Clinical Presentation of ASD and Access to Care Among Girls

There is a rapidly expanding field of research showing that ASD may manifest differently across the sexes, particularly among individuals with intact core language and intellectual abilities. Girls may have important socio-communicative strengths that “camouflage” their challenges and deficits related to ASD, which in turn places them at risk for under-diagnosis, delays in diagnosis, and reduced access to treatment. Although there is a growing sense among both researchers and self-advocates that autism may be camouflaged in girls, there is not yet a clearly established set of diagnostic differences by sex, necessitating further research in this area. The presentations in this panel will focus on differences by sex among autistic youth in performance on standard diagnostic tools used in research in and clinical practice for identifying ASD and co-occurring conditions, as well as associated disparities in access to care. Sex differences in both core domains of ASD and related areas of emotional-behavioral functioning will be explored. Data from the National Survey on Children’s Health will also examine disparities in psychotropic medication prescription rates as possibly related to differences in clinical conceptualization of co-occurring conditions.
Saturday, May 4, 2019: 1:30 PM-3:30 PM
Room: 517B (Palais des congres de Montreal)
Panel Chair:
A. B. Ratto
S. daVanport
1:55 PM
Social Strengths of Autistic Girls: Sex Differences in Clinician-Rated and Parent-Reported Autistic Traits
A. B. Ratto C. E. Pugliese L. Kenworthy S. J. Webb R. Bernier K. A. Pelphrey
2:20 PM
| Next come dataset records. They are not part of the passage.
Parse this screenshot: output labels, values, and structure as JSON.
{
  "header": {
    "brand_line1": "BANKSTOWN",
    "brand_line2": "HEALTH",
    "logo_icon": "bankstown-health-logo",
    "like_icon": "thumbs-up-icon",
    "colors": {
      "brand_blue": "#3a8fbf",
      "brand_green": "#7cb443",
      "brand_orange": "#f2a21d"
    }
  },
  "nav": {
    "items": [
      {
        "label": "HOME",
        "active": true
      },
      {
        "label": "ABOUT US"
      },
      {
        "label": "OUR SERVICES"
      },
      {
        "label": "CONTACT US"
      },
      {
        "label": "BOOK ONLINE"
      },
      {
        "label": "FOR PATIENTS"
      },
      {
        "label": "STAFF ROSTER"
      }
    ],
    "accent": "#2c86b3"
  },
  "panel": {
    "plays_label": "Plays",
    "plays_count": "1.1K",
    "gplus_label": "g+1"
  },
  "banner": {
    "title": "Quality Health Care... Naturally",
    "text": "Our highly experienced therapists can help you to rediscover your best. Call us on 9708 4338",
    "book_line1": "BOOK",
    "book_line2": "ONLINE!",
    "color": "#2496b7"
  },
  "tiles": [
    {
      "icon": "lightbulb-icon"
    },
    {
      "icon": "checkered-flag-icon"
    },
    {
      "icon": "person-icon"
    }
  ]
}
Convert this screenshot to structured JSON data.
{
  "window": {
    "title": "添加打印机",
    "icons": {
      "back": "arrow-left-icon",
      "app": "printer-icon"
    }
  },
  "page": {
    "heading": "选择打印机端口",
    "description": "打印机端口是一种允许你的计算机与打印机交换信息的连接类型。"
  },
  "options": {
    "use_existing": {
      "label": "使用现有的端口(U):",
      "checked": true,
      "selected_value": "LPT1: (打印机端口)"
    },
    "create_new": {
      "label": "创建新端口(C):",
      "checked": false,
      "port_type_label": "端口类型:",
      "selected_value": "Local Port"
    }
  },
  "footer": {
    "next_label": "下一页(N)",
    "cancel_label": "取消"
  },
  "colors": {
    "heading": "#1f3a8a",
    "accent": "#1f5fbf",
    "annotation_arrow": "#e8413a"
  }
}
Gender and Psychiatric Symptoms Among Youth with ASD and ADHD
A. Verbalis A. C. Armour G. L. Wallace E. Sadikova L. Kenworthy
2:45 PM